"Video games don't have the greatest track record when it comes to being transformed into film...even when financially successful, these films tend to be vilified by the very fans they're seeking to attract.''
It's truer to the feel of the games than most novel-based movies are to the original novel. Time and care was spent on that. Then, since the games have no characterization, or any plot much above the level of "get all the bits", they pasted together an inconsistent load of old garbage in twenty minutes and hoped the SFX would carry it. They don't.
Hollywood doesn't make good video game movies for the same reason General Motors doesn't make motorized unicycles: they're stupid ideas, there's very little money in it and they aren't very good at making their regular product to begin with.
Rule number one in making a movie about Street Fighter is to take the characters and have them fight. Rule number two shouldn't have to exist, but if it did, it would be filling the time between fights with musical training montages or musical montages of shorter fights. Ignoring these simple rules I just invented ten years after they made it, Street Fighter was so desperate to keep a fight from breaking out they went so far as to turn Dhalsim into a lab technician and Chun Li, E. Honda, and Balrog into telejournalists.
Im not even going to go into how the movie is nothing like the game because that would be shooting fish in a barrel. Im talking about cliches that were old 40 years ago and plot holes you could drive a Mack truck through. The mystery, if you could call it that, doesnt exactly need Sherlock Holmes to solve. Larry Holmes could solve it.
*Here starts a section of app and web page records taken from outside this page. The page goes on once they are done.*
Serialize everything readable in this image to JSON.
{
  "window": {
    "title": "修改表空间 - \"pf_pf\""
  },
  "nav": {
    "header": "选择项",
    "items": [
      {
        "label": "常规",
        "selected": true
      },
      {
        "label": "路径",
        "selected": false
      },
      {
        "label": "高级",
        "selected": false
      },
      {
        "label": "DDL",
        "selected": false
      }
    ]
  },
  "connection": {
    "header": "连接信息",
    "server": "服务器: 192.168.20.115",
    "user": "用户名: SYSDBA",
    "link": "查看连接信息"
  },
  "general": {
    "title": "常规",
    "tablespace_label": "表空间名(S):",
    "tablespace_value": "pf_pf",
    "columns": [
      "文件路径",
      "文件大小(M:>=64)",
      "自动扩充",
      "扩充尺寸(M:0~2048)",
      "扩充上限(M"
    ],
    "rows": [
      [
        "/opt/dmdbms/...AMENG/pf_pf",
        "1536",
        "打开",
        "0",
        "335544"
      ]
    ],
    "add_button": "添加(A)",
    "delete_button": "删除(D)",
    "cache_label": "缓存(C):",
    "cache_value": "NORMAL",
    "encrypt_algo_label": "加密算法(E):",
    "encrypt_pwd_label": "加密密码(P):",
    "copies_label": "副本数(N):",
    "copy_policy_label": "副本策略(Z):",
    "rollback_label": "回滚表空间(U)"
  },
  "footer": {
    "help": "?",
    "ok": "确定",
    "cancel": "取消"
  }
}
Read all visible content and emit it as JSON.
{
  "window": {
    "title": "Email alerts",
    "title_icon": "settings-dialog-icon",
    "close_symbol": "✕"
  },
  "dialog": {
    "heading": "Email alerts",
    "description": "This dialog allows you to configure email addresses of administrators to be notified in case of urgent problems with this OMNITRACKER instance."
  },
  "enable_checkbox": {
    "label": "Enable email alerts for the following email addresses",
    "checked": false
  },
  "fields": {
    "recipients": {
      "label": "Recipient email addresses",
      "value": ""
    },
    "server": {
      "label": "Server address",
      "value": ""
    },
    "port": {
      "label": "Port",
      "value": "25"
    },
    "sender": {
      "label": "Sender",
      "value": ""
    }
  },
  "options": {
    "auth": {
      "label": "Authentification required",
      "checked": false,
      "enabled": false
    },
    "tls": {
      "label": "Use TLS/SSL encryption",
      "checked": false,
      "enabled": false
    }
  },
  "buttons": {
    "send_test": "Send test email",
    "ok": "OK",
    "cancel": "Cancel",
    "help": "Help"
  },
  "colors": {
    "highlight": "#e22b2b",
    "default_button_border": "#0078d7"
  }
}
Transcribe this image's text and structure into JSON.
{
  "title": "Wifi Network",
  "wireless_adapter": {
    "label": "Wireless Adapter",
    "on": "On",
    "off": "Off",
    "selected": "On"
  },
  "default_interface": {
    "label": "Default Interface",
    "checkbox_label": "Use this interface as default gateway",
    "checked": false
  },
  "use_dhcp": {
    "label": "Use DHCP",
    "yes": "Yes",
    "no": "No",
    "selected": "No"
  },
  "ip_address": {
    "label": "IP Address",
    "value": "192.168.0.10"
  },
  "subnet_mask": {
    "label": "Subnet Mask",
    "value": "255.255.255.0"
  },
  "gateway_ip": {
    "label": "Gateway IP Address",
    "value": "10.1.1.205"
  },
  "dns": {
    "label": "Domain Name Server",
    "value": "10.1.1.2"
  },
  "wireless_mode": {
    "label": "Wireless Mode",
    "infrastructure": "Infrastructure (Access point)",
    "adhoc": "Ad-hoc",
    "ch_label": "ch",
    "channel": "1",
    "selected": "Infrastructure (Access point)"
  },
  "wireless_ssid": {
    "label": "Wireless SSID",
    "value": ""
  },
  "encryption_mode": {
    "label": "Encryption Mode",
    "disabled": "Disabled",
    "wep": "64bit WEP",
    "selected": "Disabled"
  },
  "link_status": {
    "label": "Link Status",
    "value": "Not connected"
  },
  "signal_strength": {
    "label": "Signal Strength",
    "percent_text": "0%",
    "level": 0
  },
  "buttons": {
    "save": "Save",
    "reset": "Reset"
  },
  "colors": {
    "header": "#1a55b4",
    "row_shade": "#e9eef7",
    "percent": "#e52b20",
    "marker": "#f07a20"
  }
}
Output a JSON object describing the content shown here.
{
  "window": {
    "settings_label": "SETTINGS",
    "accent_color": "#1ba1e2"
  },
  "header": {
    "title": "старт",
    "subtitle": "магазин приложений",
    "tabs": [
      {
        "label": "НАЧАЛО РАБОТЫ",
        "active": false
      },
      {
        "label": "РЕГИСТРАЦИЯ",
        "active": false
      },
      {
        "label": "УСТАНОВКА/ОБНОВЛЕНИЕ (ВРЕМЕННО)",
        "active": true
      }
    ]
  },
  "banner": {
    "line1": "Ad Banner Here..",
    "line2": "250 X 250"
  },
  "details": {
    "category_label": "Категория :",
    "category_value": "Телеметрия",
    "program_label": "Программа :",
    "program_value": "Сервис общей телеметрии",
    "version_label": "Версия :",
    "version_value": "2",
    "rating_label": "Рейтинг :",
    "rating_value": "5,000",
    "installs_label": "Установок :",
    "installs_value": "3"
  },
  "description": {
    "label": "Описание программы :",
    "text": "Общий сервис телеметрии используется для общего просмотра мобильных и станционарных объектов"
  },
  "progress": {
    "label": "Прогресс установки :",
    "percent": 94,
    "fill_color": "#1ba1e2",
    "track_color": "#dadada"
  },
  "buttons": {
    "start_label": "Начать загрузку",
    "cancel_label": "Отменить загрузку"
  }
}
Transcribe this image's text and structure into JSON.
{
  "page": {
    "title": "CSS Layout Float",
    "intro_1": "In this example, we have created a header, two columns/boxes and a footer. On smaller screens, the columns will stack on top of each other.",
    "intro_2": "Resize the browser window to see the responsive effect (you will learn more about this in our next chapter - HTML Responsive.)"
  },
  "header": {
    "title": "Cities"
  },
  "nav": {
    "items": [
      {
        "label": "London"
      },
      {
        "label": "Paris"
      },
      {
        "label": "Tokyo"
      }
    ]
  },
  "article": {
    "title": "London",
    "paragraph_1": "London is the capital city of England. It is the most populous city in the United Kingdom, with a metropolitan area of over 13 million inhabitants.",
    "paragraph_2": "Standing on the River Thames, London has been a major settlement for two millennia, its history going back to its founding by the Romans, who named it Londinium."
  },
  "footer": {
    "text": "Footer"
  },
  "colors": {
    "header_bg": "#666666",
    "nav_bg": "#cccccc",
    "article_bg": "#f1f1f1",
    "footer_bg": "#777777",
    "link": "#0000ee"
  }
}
"If Super Mario Bros. was the first nail in the coffin of movies based on video games, then Wing Commander was the last, because—believe me—nobody ever took video game movies seriously after this complete and utter ruination of gaming's best original sci-fi saga. They shoulda just saved themselves a heap of trouble and put some kid's Let's Play of Wing Commander IV in theaters. Woulda made a lot more money."
The créme of the crap in Uwe Boll's abysmal resumé, a film so bad the worst part comes before the camera even starts running. For a film that is called Alone In The Dark, barely ever is anyone alone at any given time. What constitutes "horror" in this film is turning the light switches on and off again, as well as casting Tara Reid as a scientist. This film is the very reason we list Uwe Boll as the #1 Worst Director in Hollywood.
How did anyone think this was the way to do a Mario movie? Yeah, you can't exactly have a guy hopping on mushrooms and running on platforms and call it a movie; well, I guess that's the plot of Fear and Loathing in Las Vegas, but still, I think if you start from there and then brainstorm, the first thing I would tackle is how Mario knows how to hit all those secret power-up blocks. It would be EPIC, I tell you!
[...]That's a big part of why movie versions of video games struggle so much. Frequently, the narrative of the game is inseparable from it's structural and mechanical ambitions, and when you rip those things out to get a purely cinematic experience out of it, you're left holding something that is decidedly less impressive and engaging than when you started out with.